**Records for processing**
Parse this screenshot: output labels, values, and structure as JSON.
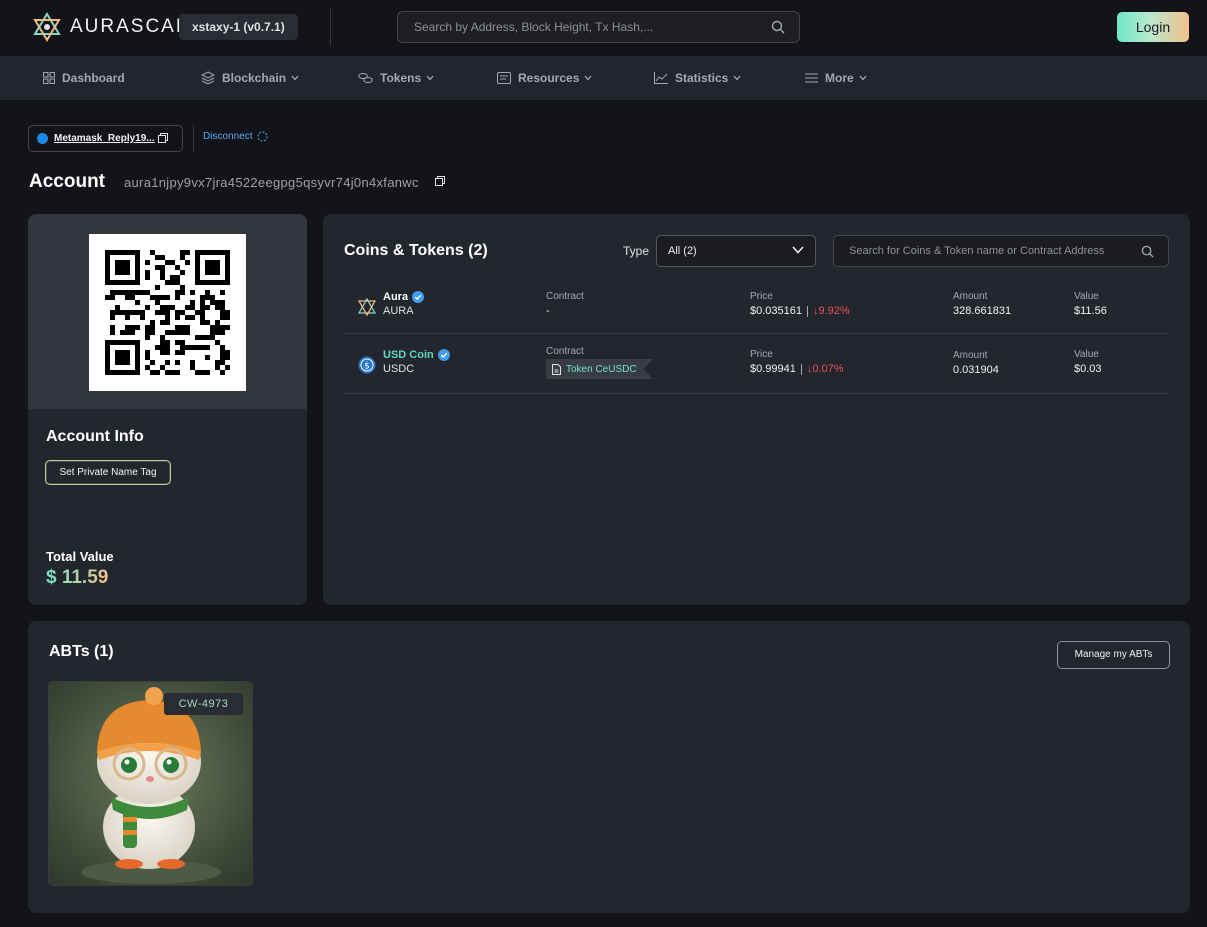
{
  "header": {
    "logo_text": "AURASCAN",
    "chain_badge": "xstaxy-1 (v0.7.1)",
    "search_placeholder": "Search by Address, Block Height, Tx Hash,...",
    "login_label": "Login"
  },
  "nav": {
    "items": [
      {
        "label": "Dashboard",
        "icon": "dashboard-icon"
      },
      {
        "label": "Blockchain",
        "icon": "layers-icon"
      },
      {
        "label": "Tokens",
        "icon": "coins-icon"
      },
      {
        "label": "Resources",
        "icon": "resources-icon"
      },
      {
        "label": "Statistics",
        "icon": "chart-icon"
      },
      {
        "label": "More",
        "icon": "menu-icon"
      }
    ]
  },
  "wallet": {
    "name": "Metamask_Reply19...",
    "disconnect_label": "Disconnect"
  },
  "account": {
    "title": "Account",
    "address": "aura1njpy9vx7jra4522eegpg5qsyvr74j0n4xfanwc"
  },
  "account_info": {
    "title": "Account Info",
    "tag_button": "Set Private Name Tag",
    "total_label": "Total Value",
    "total_value": "$ 11.59"
  },
  "coins": {
    "title": "Coins & Tokens (2)",
    "type_label": "Type",
    "type_value": "All (2)",
    "search_placeholder": "Search for Coins & Token name or Contract Address",
    "col_contract": "Contract",
    "col_price": "Price",
    "col_amount": "Amount",
    "col_value": "Value",
    "rows": [
      {
        "name": "Aura",
        "symbol": "AURA",
        "contract": "-",
        "price": "$0.035161",
        "change": "↓9.92%",
        "amount": "328.661831",
        "value": "$11.56"
      },
      {
        "name": "USD Coin",
        "symbol": "USDC",
        "contract": "Token CeUSDC",
        "price": "$0.99941",
        "change": "↓0.07%",
        "amount": "0.031904",
        "value": "$0.03"
      }
    ]
  },
  "abts": {
    "title": "ABTs (1)",
    "manage_button": "Manage my ABTs",
    "items": [
      {
        "badge": "CW-4973"
      }
    ]
  },
  "colors": {
    "background": "#131419",
    "card": "#24262d",
    "accent_teal": "#6ee7c7",
    "accent_orange": "#f4bf8c",
    "negative": "#e5535a"
  }
}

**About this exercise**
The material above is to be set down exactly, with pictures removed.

**Result below**
Parse this screenshot: output labels, values, and structure as JSON.
{
  "header": {
    "logo_text": "AURASCAN",
    "chain_badge": "xstaxy-1 (v0.7.1)",
    "search_placeholder": "Search by Address, Block Height, Tx Hash,...",
    "login_label": "Login"
  },
  "nav": {
    "items": [
      {
        "label": "Dashboard",
        "icon": "dashboard-icon"
      },
      {
        "label": "Blockchain",
        "icon": "layers-icon"
      },
      {
        "label": "Tokens",
        "icon": "coins-icon"
      },
      {
        "label": "Resources",
        "icon": "resources-icon"
      },
      {
        "label": "Statistics",
        "icon": "chart-icon"
      },
      {
        "label": "More",
        "icon": "menu-icon"
      }
    ]
  },
  "wallet": {
    "name": "Metamask_Reply19...",
    "disconnect_label": "Disconnect"
  },
  "account": {
    "title": "Account",
    "address": "aura1njpy9vx7jra4522eegpg5qsyvr74j0n4xfanwc"
  },
  "account_info": {
    "title": "Account Info",
    "tag_button": "Set Private Name Tag",
    "total_label": "Total Value",
    "total_value": "$ 11.59"
  },
  "coins": {
    "title": "Coins & Tokens (2)",
    "type_label": "Type",
    "type_value": "All (2)",
    "search_placeholder": "Search for Coins & Token name or Contract Address",
    "col_contract": "Contract",
    "col_price": "Price",
    "col_amount": "Amount",
    "col_value": "Value",
    "rows": [
      {
        "name": "Aura",
        "symbol": "AURA",
        "contract": "-",
        "price": "$0.035161",
        "change": "↓9.92%",
        "amount": "328.661831",
        "value": "$11.56"
      },
      {
        "name": "USD Coin",
        "symbol": "USDC",
        "contract": "Token CeUSDC",
        "price": "$0.99941",
        "change": "↓0.07%",
        "amount": "0.031904",
        "value": "$0.03"
      }
    ]
  },
  "abts": {
    "title": "ABTs (1)",
    "manage_button": "Manage my ABTs",
    "items": [
      {
        "badge": "CW-4973"
      }
    ]
  },
  "colors": {
    "background": "#131419",
    "card": "#24262d",
    "accent_teal": "#6ee7c7",
    "accent_orange": "#f4bf8c",
    "negative": "#e5535a"
  }
}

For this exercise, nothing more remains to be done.